Managing and Motivating: Five Ingredients

By Brian Tracy

Thousands of employees were interviewed about what they considered to be a “great place to work.” The answers they gave were different from what the managers expected.

First Ingredient

The first ingredient of a good job was "challenging, interesting work." This is work that kept the employee busy and involved all day long.

Second Ingredient

The second ingredient was a feeling of being “in the know.” A good job was defined as one where the employee felt that he or she was fully informed on what was happening in the company. The employee felt like an insider, like an important part of a larger group.

Third Ingredient

The third ingredient of a great place to work was a “high trust” environment. This was defined as a job where a person could feel free to do his or her best and to make mistakes, without being criticized or fired. When employees felt that they were free to make mistakes with no punishment or hostility, they enjoyed their work much more, became more creative, and worked more effectively with other people.

Fourth Ingredient

The fourth ingredient in a good job was a caring boss and friendly co-workers. Often, the human environment was more important than anything else. People like to work in a place where they get along well with everyone. The happier they felt their work relationships, the better they worked, the lower the level of absenteeism was, and the more productive they were.

Fifth Ingredient

The fifth ingredient for a good job turned out to be good pay and opportunities for promotion and advancement. To the surprise of many managers, the issue, of pay was number five among factors that constituted a good job or a great place to work. Psychologists have found that a certain level of pay is essential for people to feel comfortable with their jobs, but above that level, it does not have much motivational impact.
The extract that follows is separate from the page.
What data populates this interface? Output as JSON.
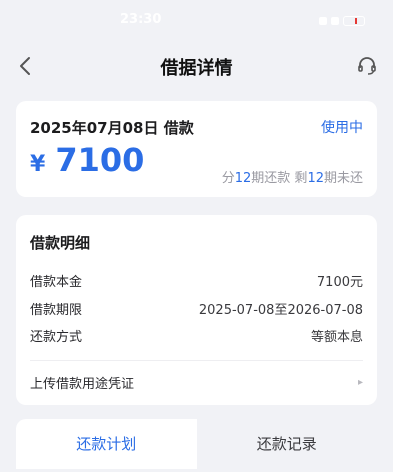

It is only when pay is sub-standard or below what would normally be expected for such a job that it becomes a de-motivating influence.